I will restrain myself this year. I will only ask readers to look at the MHLW press release (Link - J) and note:
- The total number of children attending public day care in Japan increased by 42,779. To put that in perspective, that represents the equivalent opening of 850 new day care centers (the newest one in my neighbor accommodates 50 children) in a single calendar year. This was the largest year-on-year increase in children ever.The struggles of Yokohama and Suginami to keep ahead of increases in demand and the failure of the nationwide numbers to plummet, despite record levels of new children getting incepted into the system (an annual increase double the number on the waiting lists!) -- illustrate the difficulties of inherent in meeting the challenge of what reader JC calls the "out of the woodwork effect" -- where increases of the supply of a good increases the demand for that good, even with rising prices.
- The actual number of new day care center that opened -- 327 -- indicates that much of the record increase in children was handled by existing facilities with excess capacity
- Only two prefectures have chronic day care deficits as represented by waiting lists: Tokyo and Okinawa. All other prefectures are either at zero children on waiting lists or are on a course toward that goal.
- Yokohama, the municipality that gets all the attention from the press and the politicians for zeroing out its waiting lists (Link) was not even in the top five among cities cutting back on its lists last year. The best performer in raw numbers was Nagoya, which managed to reduce its waiting lists by 73% in a single year. There were 1032 children on waiting lists in Nagoya in April 2012 but only 280 children a year later.
- Maintaining a reputation of success is costly. Keeping the promise to have no children on waiting lists within three years meant the Yokohama city government had to find or build public daycare accommodations for 3,740 more children in the last fiscal year. The Tokyo ward of Suginami, which won national recognition for its zeroing out of its waiting lists a decade ago, is still recovering from the consequences of earning a reputation of being "working parent friendly" and thus an attractive destination for young parents or would be parents. Of all the nation's municipalities Suginami had the largest raw increase in children on waiting lists.
- Despite immense efforts of local authorities, the number of children on waiting lists nationwide remained stuck above 20,000 -- though there was improvement, with the totals falling from 24,825 to 22,741.
Considering that local authorities have little ability to raise funds for specific projects, that the total and relative numbers of small children are declining, that both the national and local budgets have to accommodate rapid increases in costs associated with the elderly (who vote) and all levels of government face severe fiscal crises, the effort being put into increasing access to public day care seems very respectable.

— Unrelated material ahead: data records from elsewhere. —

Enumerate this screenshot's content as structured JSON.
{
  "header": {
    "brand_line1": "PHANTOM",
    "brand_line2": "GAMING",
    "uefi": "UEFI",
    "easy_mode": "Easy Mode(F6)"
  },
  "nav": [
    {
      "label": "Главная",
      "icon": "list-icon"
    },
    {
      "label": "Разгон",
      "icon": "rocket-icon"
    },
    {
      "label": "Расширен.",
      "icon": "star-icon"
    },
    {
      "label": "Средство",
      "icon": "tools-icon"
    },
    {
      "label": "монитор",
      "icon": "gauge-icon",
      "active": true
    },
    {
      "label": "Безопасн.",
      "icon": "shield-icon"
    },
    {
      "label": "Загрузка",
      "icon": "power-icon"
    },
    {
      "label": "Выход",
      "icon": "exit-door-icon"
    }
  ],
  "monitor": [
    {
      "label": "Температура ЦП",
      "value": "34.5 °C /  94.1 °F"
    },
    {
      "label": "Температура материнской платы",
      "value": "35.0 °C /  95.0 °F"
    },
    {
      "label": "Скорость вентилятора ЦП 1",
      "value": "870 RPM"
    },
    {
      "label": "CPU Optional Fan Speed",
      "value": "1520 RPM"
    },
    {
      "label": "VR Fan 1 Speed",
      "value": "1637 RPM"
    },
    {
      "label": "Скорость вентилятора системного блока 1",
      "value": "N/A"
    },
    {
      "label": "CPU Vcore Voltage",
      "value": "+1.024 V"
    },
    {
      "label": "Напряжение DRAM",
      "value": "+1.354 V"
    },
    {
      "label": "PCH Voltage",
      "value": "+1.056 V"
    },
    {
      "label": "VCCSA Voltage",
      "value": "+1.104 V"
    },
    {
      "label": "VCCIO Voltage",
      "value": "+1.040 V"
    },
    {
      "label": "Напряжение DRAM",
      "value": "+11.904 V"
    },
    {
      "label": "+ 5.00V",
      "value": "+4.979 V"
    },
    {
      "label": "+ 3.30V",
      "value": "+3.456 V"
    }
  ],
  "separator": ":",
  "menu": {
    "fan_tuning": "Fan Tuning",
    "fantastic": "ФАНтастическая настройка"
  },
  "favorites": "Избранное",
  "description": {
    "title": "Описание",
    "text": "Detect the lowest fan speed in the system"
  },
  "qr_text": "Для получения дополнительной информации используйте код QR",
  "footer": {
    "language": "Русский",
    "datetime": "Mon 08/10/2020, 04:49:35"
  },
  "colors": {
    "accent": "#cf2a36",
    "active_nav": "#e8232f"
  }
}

Not that you would ever hear about these successes from demagogues fishing for the votes of women (Link) or worse from men who wish to show their sensitivity. For the record, public day care is used by families -- sometimes single-parent, most times not -- not women. In these families the men are very often equal partners in child rearing and the household. Indeed, in terms of beneficial social transformation of individuals, day care centers probably rarely make better mothers -- but they seem to make better fathers.